Start of Block

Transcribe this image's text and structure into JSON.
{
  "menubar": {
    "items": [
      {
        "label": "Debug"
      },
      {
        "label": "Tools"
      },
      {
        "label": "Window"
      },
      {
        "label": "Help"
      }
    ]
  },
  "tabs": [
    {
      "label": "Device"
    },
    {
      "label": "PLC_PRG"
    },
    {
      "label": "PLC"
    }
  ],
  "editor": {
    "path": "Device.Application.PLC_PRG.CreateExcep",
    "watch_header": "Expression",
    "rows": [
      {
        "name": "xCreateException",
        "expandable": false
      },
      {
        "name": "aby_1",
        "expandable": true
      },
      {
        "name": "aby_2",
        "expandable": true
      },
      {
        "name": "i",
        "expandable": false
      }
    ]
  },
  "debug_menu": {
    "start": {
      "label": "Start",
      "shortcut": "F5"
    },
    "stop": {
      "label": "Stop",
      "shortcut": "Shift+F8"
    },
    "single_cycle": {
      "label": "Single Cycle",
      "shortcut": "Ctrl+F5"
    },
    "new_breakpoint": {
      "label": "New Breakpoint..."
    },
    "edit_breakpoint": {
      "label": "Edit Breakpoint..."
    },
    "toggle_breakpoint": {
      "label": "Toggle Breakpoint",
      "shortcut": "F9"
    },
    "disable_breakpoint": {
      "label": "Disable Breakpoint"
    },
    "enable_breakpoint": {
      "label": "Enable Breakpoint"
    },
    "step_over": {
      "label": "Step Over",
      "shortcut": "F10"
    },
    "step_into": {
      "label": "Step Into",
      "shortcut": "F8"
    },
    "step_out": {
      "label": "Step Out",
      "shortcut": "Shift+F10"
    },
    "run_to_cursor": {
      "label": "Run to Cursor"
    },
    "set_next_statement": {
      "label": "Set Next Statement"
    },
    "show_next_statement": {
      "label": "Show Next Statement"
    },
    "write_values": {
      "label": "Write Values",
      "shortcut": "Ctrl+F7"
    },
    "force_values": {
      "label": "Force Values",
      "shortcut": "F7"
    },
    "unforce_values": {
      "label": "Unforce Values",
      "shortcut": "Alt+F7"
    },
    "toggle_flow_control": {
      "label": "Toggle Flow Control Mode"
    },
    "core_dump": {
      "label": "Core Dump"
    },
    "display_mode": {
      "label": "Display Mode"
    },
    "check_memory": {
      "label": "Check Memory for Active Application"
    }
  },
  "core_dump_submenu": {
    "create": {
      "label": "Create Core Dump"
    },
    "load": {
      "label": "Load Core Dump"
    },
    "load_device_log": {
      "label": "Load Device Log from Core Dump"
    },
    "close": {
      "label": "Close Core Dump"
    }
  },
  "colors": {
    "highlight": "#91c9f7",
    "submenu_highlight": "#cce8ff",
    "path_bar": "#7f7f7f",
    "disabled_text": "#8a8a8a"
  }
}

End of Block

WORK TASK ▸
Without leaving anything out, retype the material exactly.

EXPECTED ANSWER ▸
Transcribe this image's text and structure into JSON.
{
  "menubar": {
    "items": [
      {
        "label": "Debug"
      },
      {
        "label": "Tools"
      },
      {
        "label": "Window"
      },
      {
        "label": "Help"
      }
    ]
  },
  "tabs": [
    {
      "label": "Device"
    },
    {
      "label": "PLC_PRG"
    },
    {
      "label": "PLC"
    }
  ],
  "editor": {
    "path": "Device.Application.PLC_PRG.CreateExcep",
    "watch_header": "Expression",
    "rows": [
      {
        "name": "xCreateException",
        "expandable": false
      },
      {
        "name": "aby_1",
        "expandable": true
      },
      {
        "name": "aby_2",
        "expandable": true
      },
      {
        "name": "i",
        "expandable": false
      }
    ]
  },
  "debug_menu": {
    "start": {
      "label": "Start",
      "shortcut": "F5"
    },
    "stop": {
      "label": "Stop",
      "shortcut": "Shift+F8"
    },
    "single_cycle": {
      "label": "Single Cycle",
      "shortcut": "Ctrl+F5"
    },
    "new_breakpoint": {
      "label": "New Breakpoint..."
    },
    "edit_breakpoint": {
      "label": "Edit Breakpoint..."
    },
    "toggle_breakpoint": {
      "label": "Toggle Breakpoint",
      "shortcut": "F9"
    },
    "disable_breakpoint": {
      "label": "Disable Breakpoint"
    },
    "enable_breakpoint": {
      "label": "Enable Breakpoint"
    },
    "step_over": {
      "label": "Step Over",
      "shortcut": "F10"
    },
    "step_into": {
      "label": "Step Into",
      "shortcut": "F8"
    },
    "step_out": {
      "label": "Step Out",
      "shortcut": "Shift+F10"
    },
    "run_to_cursor": {
      "label": "Run to Cursor"
    },
    "set_next_statement": {
      "label": "Set Next Statement"
    },
    "show_next_statement": {
      "label": "Show Next Statement"
    },
    "write_values": {
      "label": "Write Values",
      "shortcut": "Ctrl+F7"
    },
    "force_values": {
      "label": "Force Values",
      "shortcut": "F7"
    },
    "unforce_values": {
      "label": "Unforce Values",
      "shortcut": "Alt+F7"
    },
    "toggle_flow_control": {
      "label": "Toggle Flow Control Mode"
    },
    "core_dump": {
      "label": "Core Dump"
    },
    "display_mode": {
      "label": "Display Mode"
    },
    "check_memory": {
      "label": "Check Memory for Active Application"
    }
  },
  "core_dump_submenu": {
    "create": {
      "label": "Create Core Dump"
    },
    "load": {
      "label": "Load Core Dump"
    },
    "load_device_log": {
      "label": "Load Device Log from Core Dump"
    },
    "close": {
      "label": "Close Core Dump"
    }
  },
  "colors": {
    "highlight": "#91c9f7",
    "submenu_highlight": "#cce8ff",
    "path_bar": "#7f7f7f",
    "disabled_text": "#8a8a8a"
  }
}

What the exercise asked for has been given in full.